Tribes seek to cement FERC policy giving them veto power

By Jason Plautz | 03/04/2024 06:51 AM EST

American Indian tribes say they see renewed sovereignty in a policy giving them authority over projects on their land.

FERC headquarters.

Federal Energy Regulatory Commission headquarters in Washington. Francis Chung/E&E News

American Indian tribes are weighing a petition that would prompt federal energy regulators to open a rulemaking to formalize a new policy that requires tribes to approve energy projects on their land.

In the rejection of a series of pumped hydropower projects at its February open meeting, the Federal Energy Regulatory Commission detailed a new policy to not issue preliminary permits for projects proposed on tribal lands if the affected tribe is opposed.

That policy, FERC commissioners wrote, reverses a “general policy of granting permits even where issues were raised about potential project impacts without a distinction for projects on Tribal lands opposed by Tribes.” The announcement was tucked into the rejection of a series of preliminary permits for projects proposed for Navajo Nation land, which the tribe had opposed.

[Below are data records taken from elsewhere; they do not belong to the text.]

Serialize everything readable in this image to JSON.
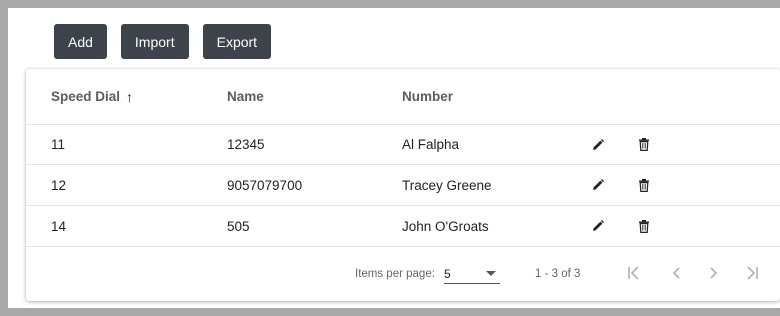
{
  "toolbar": {
    "add_label": "Add",
    "import_label": "Import",
    "export_label": "Export"
  },
  "table": {
    "columns": {
      "speed_dial": "Speed Dial",
      "name": "Name",
      "number": "Number"
    },
    "sort_indicator": "↑",
    "rows": [
      {
        "speed_dial": "11",
        "name": "12345",
        "number": "Al Falpha"
      },
      {
        "speed_dial": "12",
        "name": "9057079700",
        "number": "Tracey Greene"
      },
      {
        "speed_dial": "14",
        "name": "505",
        "number": "John O'Groats"
      }
    ],
    "row_actions": [
      "pencil-icon",
      "trash-icon"
    ]
  },
  "paginator": {
    "items_per_page_label": "Items per page:",
    "items_per_page_value": "5",
    "range_label": "1 - 3 of 3",
    "nav_icons": [
      "first-page-icon",
      "previous-page-icon",
      "next-page-icon",
      "last-page-icon"
    ]
  },
  "colors": {
    "background": "#a9a9a9",
    "button": "#3d434a",
    "disabled_nav": "#b0b0b0"
  }
}
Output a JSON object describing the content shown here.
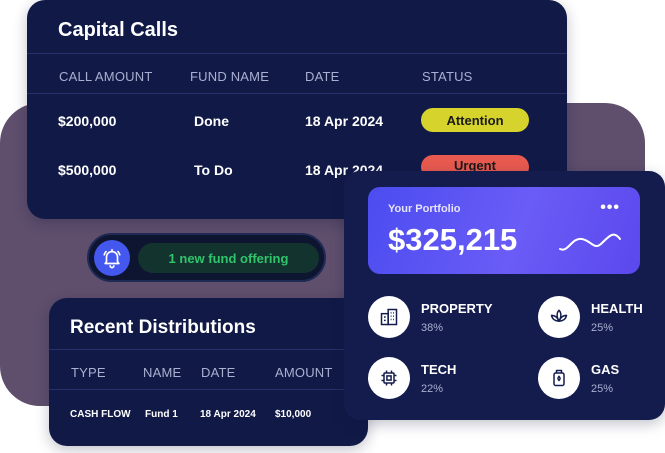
{
  "capital_calls": {
    "title": "Capital Calls",
    "headers": [
      "CALL AMOUNT",
      "FUND NAME",
      "DATE",
      "STATUS"
    ],
    "rows": [
      {
        "amount": "$200,000",
        "fund": "Done",
        "date": "18 Apr 2024",
        "status": "Attention",
        "status_color": "#d5d32c"
      },
      {
        "amount": "$500,000",
        "fund": "To Do",
        "date": "18 Apr 2024",
        "status": "Urgent",
        "status_color": "#e85a4f"
      }
    ]
  },
  "notification": {
    "icon": "bell-icon",
    "text": "1 new fund offering"
  },
  "distributions": {
    "title": "Recent Distributions",
    "headers": [
      "TYPE",
      "NAME",
      "DATE",
      "AMOUNT"
    ],
    "rows": [
      {
        "type": "CASH FLOW",
        "name": "Fund 1",
        "date": "18 Apr 2024",
        "amount": "$10,000"
      }
    ]
  },
  "portfolio": {
    "label": "Your Portfolio",
    "value": "$325,215",
    "categories": [
      {
        "name": "PROPERTY",
        "pct": "38%",
        "icon": "building-icon"
      },
      {
        "name": "HEALTH",
        "pct": "25%",
        "icon": "lotus-icon"
      },
      {
        "name": "TECH",
        "pct": "22%",
        "icon": "chip-icon"
      },
      {
        "name": "GAS",
        "pct": "25%",
        "icon": "gas-canister-icon"
      }
    ]
  },
  "colors": {
    "card": "#111a47",
    "accent": "#4b4cf0",
    "bg_shape": "#5f4f6d"
  }
}
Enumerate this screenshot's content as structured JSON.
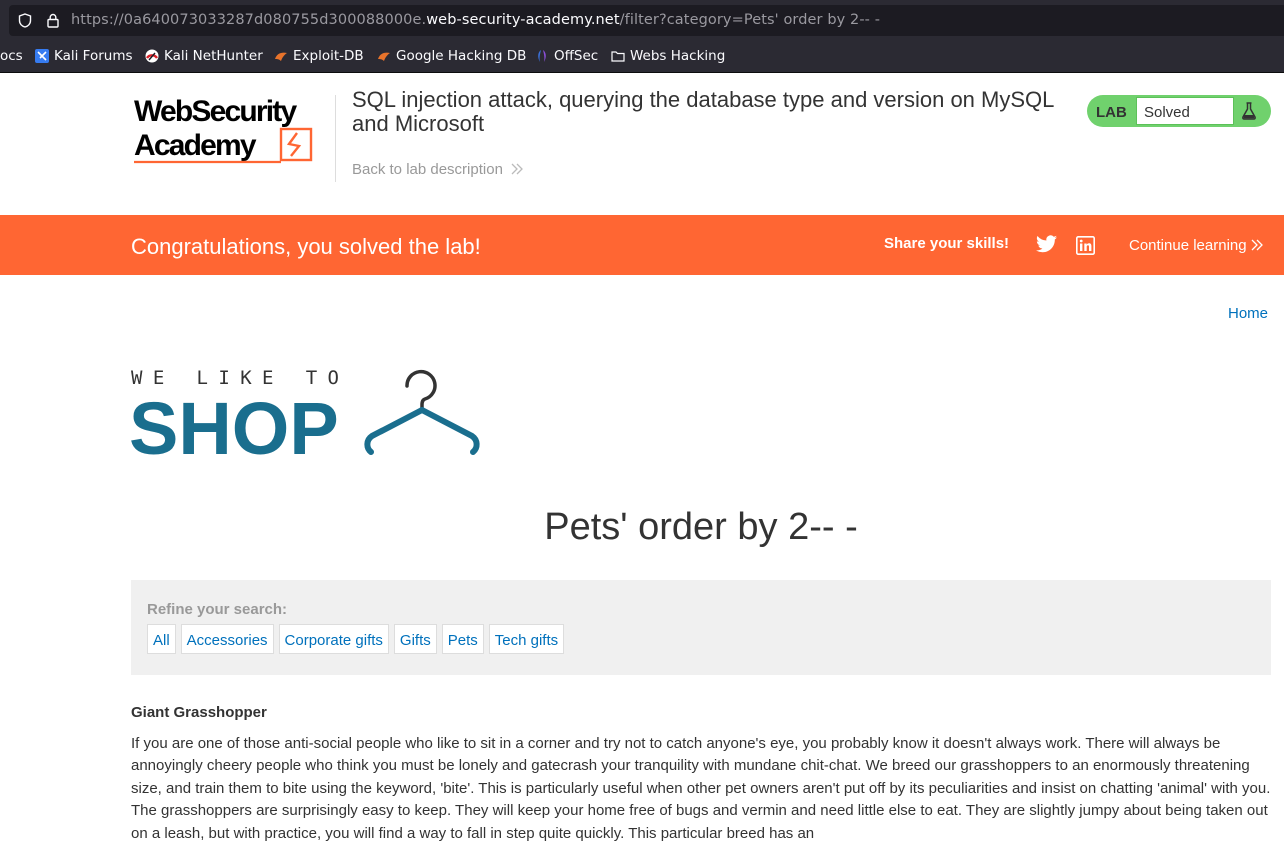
{
  "browser": {
    "url_prefix": "https://0a640073033287d080755d300088000e.",
    "url_domain": "web-security-academy.net",
    "url_path": "/filter?category=Pets' order by 2-- -",
    "bookmarks": [
      {
        "label": "ocs",
        "icon": "none"
      },
      {
        "label": "Kali Forums",
        "icon": "kali-forums-icon"
      },
      {
        "label": "Kali NetHunter",
        "icon": "nethunter-icon"
      },
      {
        "label": "Exploit-DB",
        "icon": "exploit-db-icon"
      },
      {
        "label": "Google Hacking DB",
        "icon": "ghdb-icon"
      },
      {
        "label": "OffSec",
        "icon": "offsec-icon"
      },
      {
        "label": "Webs Hacking",
        "icon": "folder-icon"
      }
    ]
  },
  "lab_header": {
    "logo_line1": "WebSecurity",
    "logo_line2": "Academy",
    "title": "SQL injection attack, querying the database type and version on MySQL and Microsoft",
    "back_link": "Back to lab description",
    "status_label": "LAB",
    "status_value": "Solved"
  },
  "banner": {
    "message": "Congratulations, you solved the lab!",
    "share_label": "Share your skills!",
    "continue_label": "Continue learning"
  },
  "shop": {
    "home_link": "Home",
    "logo_tagline": "WE LIKE TO",
    "logo_word": "SHOP",
    "page_heading": "Pets' order by 2-- -",
    "refine_label": "Refine your search:",
    "categories": [
      "All",
      "Accessories",
      "Corporate gifts",
      "Gifts",
      "Pets",
      "Tech gifts"
    ]
  },
  "product": {
    "name": "Giant Grasshopper",
    "description": "If you are one of those anti-social people who like to sit in a corner and try not to catch anyone's eye, you probably know it doesn't always work. There will always be annoyingly cheery people who think you must be lonely and gatecrash your tranquility with mundane chit-chat. We breed our grasshoppers to an enormously threatening size, and train them to bite using the keyword, 'bite'. This is particularly useful when other pet owners aren't put off by its peculiarities and insist on chatting 'animal' with you. The grasshoppers are surprisingly easy to keep. They will keep your home free of bugs and vermin and need little else to eat. They are slightly jumpy about being taken out on a leash, but with practice, you will find a way to fall in step quite quickly. This particular breed has an"
  },
  "colors": {
    "accent_orange": "#ff6633",
    "solved_green": "#70d16d",
    "link_blue": "#0071bc",
    "shop_blue": "#1a6e8e"
  }
}
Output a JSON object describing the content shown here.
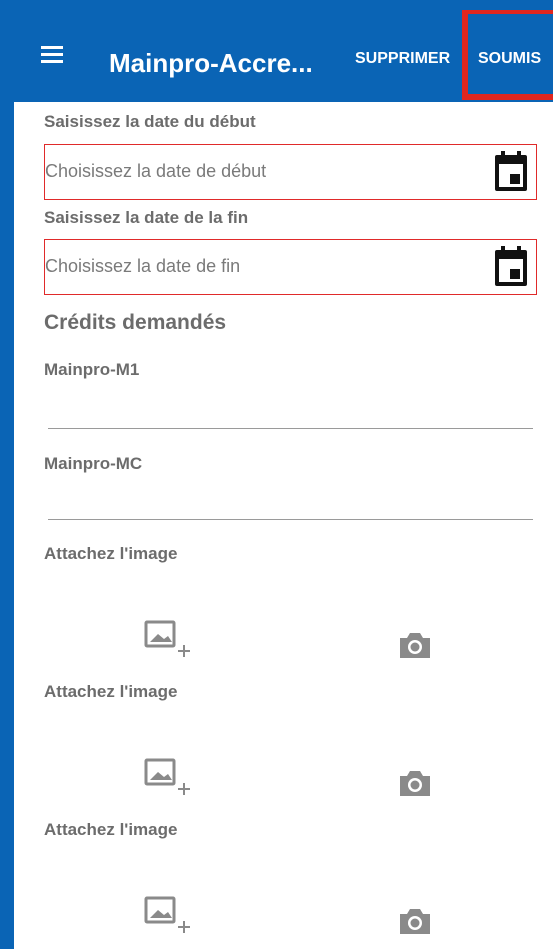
{
  "toolbar": {
    "title": "Mainpro-Accre...",
    "delete_label": "SUPPRIMER",
    "submit_label": "SOUMIS",
    "menu_icon": "hamburger-menu-icon",
    "color": "#0a64b5",
    "highlight_color": "#e0261f"
  },
  "form": {
    "start_date": {
      "label": "Saisissez la date du début",
      "placeholder": "Choisissez la date de début",
      "icon": "calendar-icon"
    },
    "end_date": {
      "label": "Saisissez la date de la fin",
      "placeholder": "Choisissez la date de fin",
      "icon": "calendar-icon"
    },
    "credits": {
      "title": "Crédits demandés",
      "m1_label": "Mainpro-M1",
      "m1_value": "",
      "mc_label": "Mainpro-MC",
      "mc_value": ""
    },
    "attachments": [
      {
        "label": "Attachez l'image",
        "gallery_icon": "add-image-icon",
        "camera_icon": "camera-icon"
      },
      {
        "label": "Attachez l'image",
        "gallery_icon": "add-image-icon",
        "camera_icon": "camera-icon"
      },
      {
        "label": "Attachez l'image",
        "gallery_icon": "add-image-icon",
        "camera_icon": "camera-icon"
      }
    ]
  },
  "colors": {
    "error_border": "#e02a2a",
    "label_text": "#6c6c6c"
  }
}
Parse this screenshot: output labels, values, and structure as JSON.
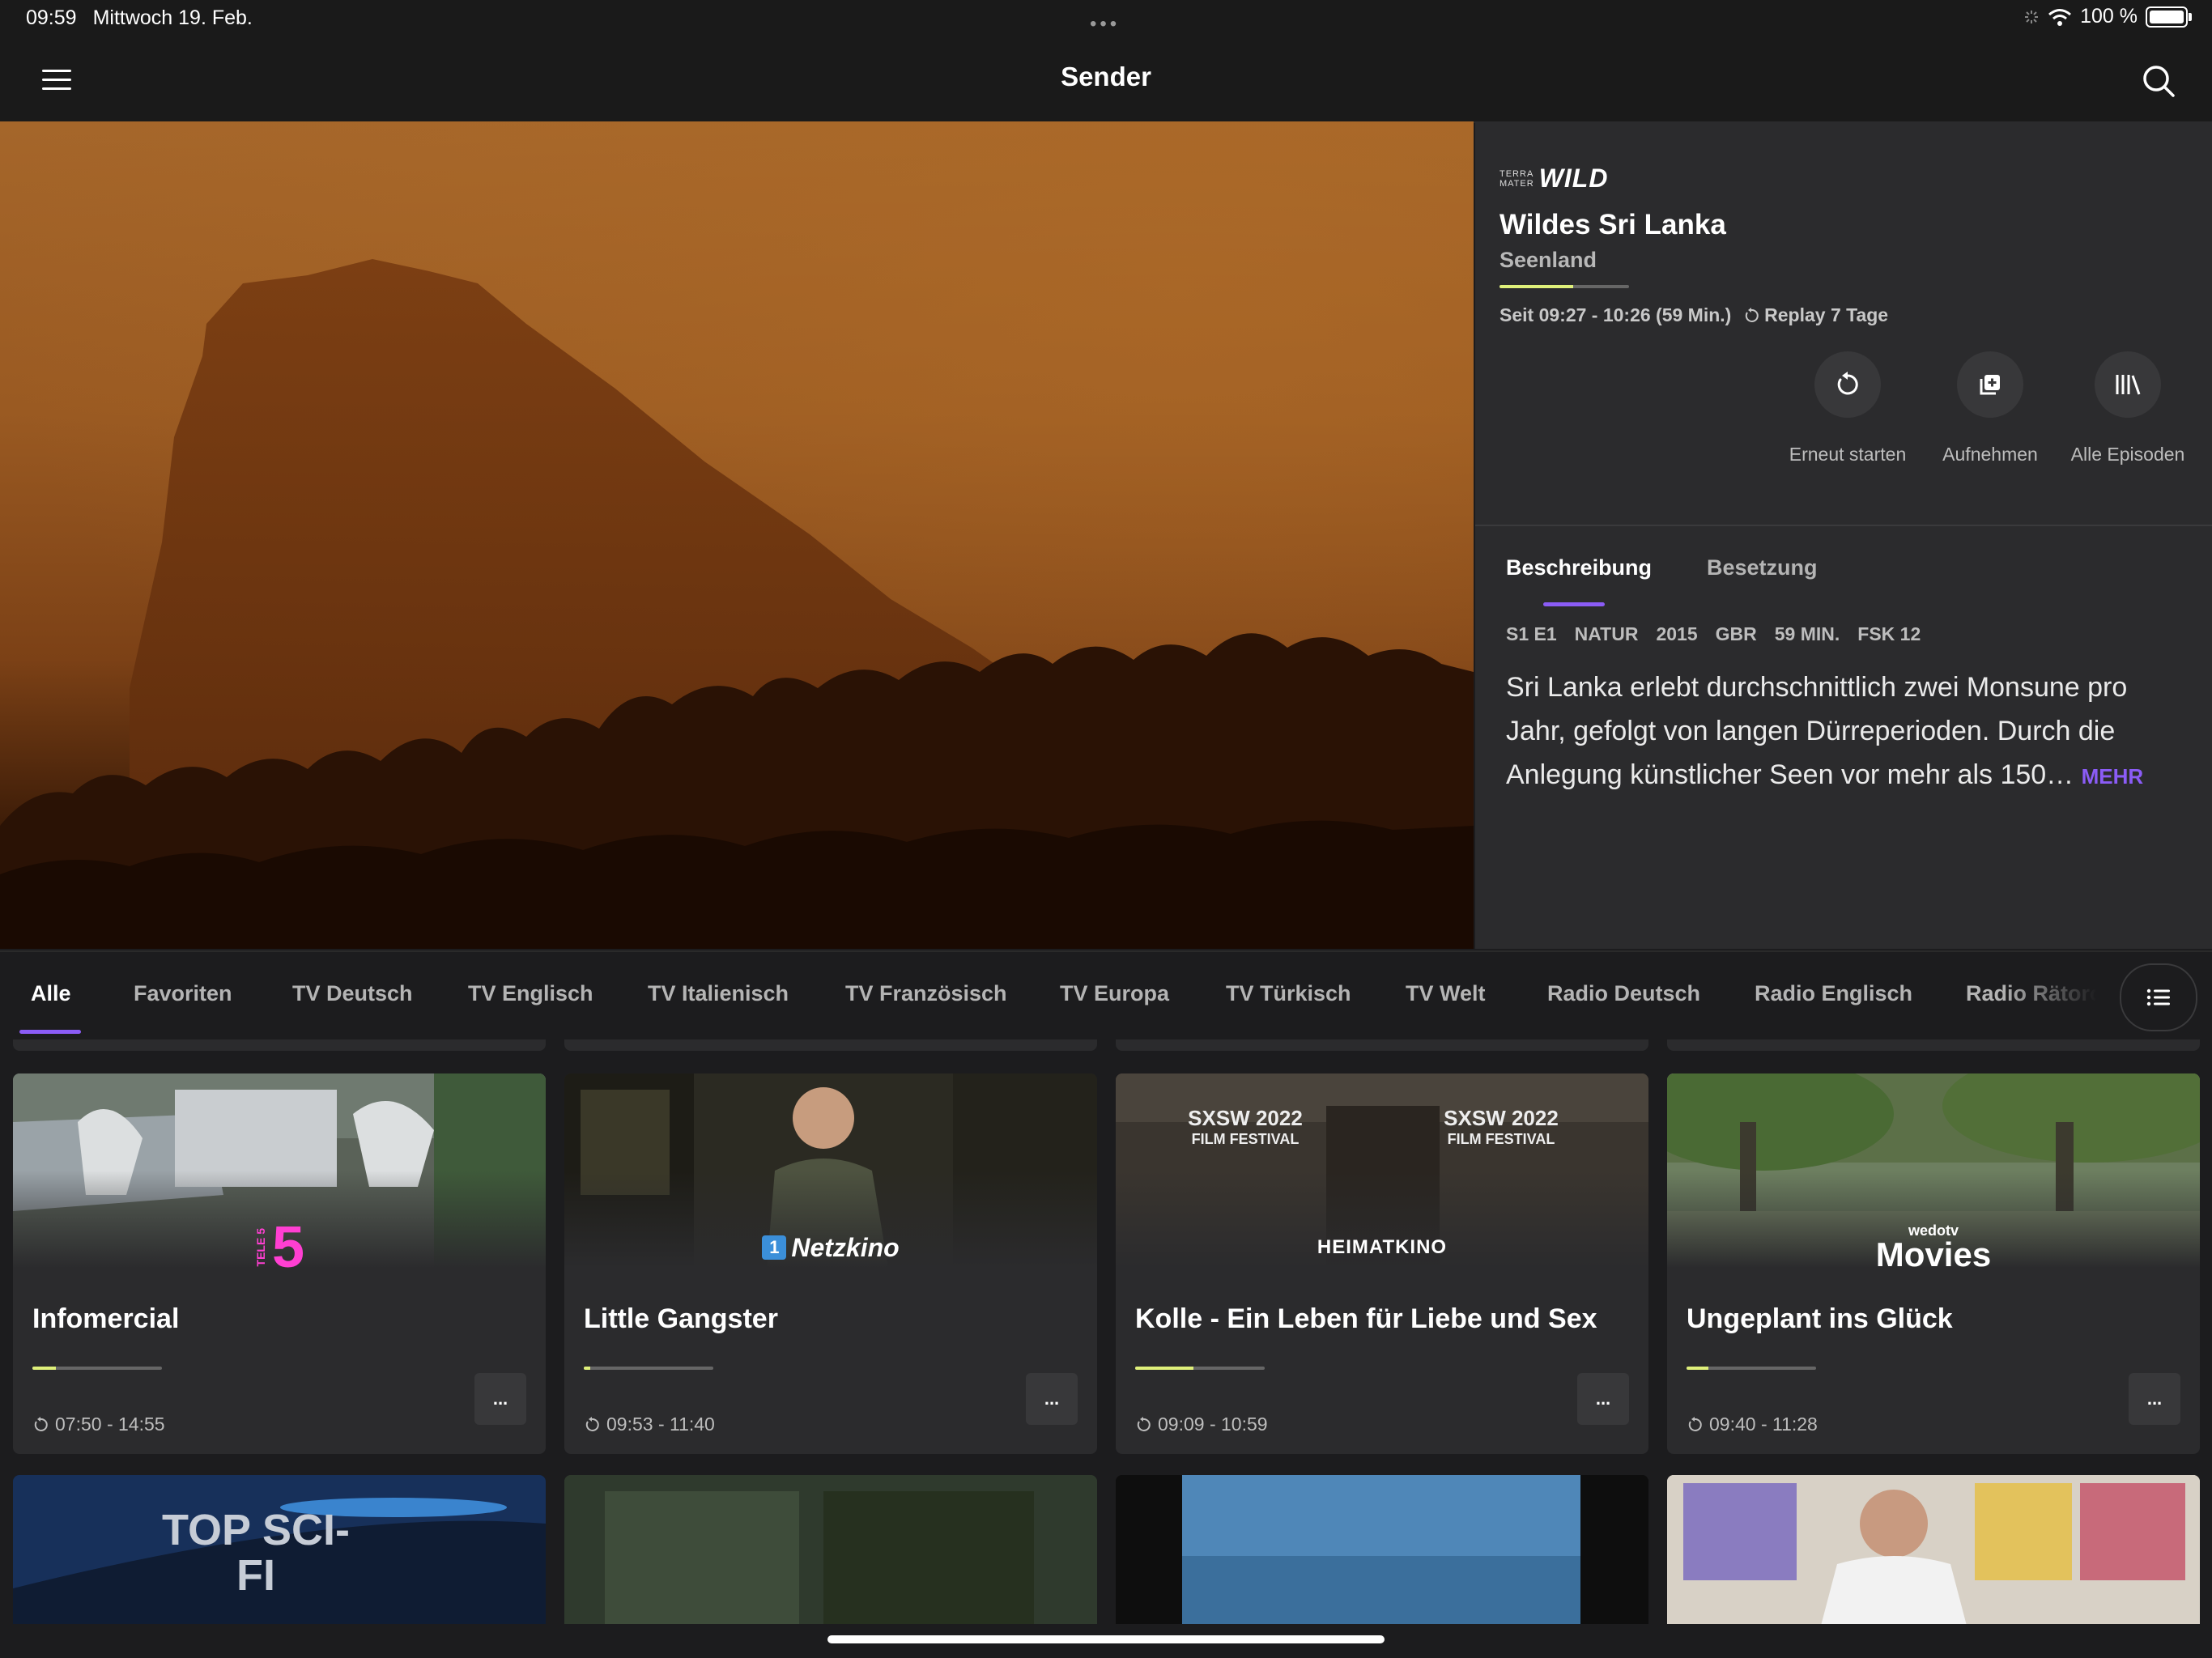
{
  "status_bar": {
    "time": "09:59",
    "date": "Mittwoch 19. Feb.",
    "dots": "•••",
    "battery": "100 %"
  },
  "header": {
    "title": "Sender"
  },
  "program": {
    "channel_logo_small_1": "TERRA",
    "channel_logo_small_2": "MATER",
    "channel_logo_big": "WILD",
    "title": "Wildes Sri Lanka",
    "subtitle": "Seenland",
    "progress": 0.57,
    "time": "Seit 09:27 - 10:26 (59 Min.)",
    "replay": "Replay 7 Tage",
    "actions": [
      {
        "label": "Erneut starten",
        "icon": "restart-icon"
      },
      {
        "label": "Aufnehmen",
        "icon": "record-icon"
      },
      {
        "label": "Alle Episoden",
        "icon": "library-icon"
      }
    ],
    "tabs": [
      {
        "label": "Beschreibung",
        "active": true
      },
      {
        "label": "Besetzung",
        "active": false
      }
    ],
    "meta": [
      "S1 E1",
      "NATUR",
      "2015",
      "GBR",
      "59 MIN.",
      "FSK 12"
    ],
    "description": "Sri Lanka erlebt durchschnittlich zwei Monsune pro Jahr, gefolgt von langen Dürreperioden. Durch die Anlegung künstlicher Seen vor mehr als 150…",
    "more": "MEHR"
  },
  "categories": [
    "Alle",
    "Favoriten",
    "TV Deutsch",
    "TV Englisch",
    "TV Italienisch",
    "TV Französisch",
    "TV Europa",
    "TV Türkisch",
    "TV Welt",
    "Radio Deutsch",
    "Radio Englisch",
    "Radio Rätoromanisch"
  ],
  "active_category": "Alle",
  "cards": [
    {
      "title": "Infomercial",
      "time": "07:50 - 14:55",
      "progress": 0.18,
      "channel": "TELE 5",
      "more": "..."
    },
    {
      "title": "Little Gangster",
      "time": "09:53 - 11:40",
      "progress": 0.05,
      "channel": "Netzkino",
      "channel_badge": "1",
      "more": "..."
    },
    {
      "title": "Kolle - Ein Leben für Liebe und Sex",
      "time": "09:09 - 10:59",
      "progress": 0.45,
      "channel": "HEIMATKINO",
      "more": "...",
      "laurel_1": "SXSW 2022",
      "laurel_2": "FILM FESTIVAL"
    },
    {
      "title": "Ungeplant ins Glück",
      "time": "09:40 - 11:28",
      "progress": 0.17,
      "channel": "Movies",
      "channel_small": "wedotv",
      "more": "..."
    }
  ],
  "peek_cards": [
    {
      "title_art": "TOP SCI-FI"
    }
  ],
  "colors": {
    "accent": "#8b5cf6",
    "progress": "#dff07a",
    "panel": "#2b2b2d",
    "background": "#1c1c1e"
  }
}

It also came after the Hopi Tribe — located in northeastern Arizona — passed a resolution calling on FERC to change its rules for preliminary permits. That resolution echoes the same policy FERC detailed. The tribe now hopes that it can prompt a formal rulemaking to enshrine it for years to come.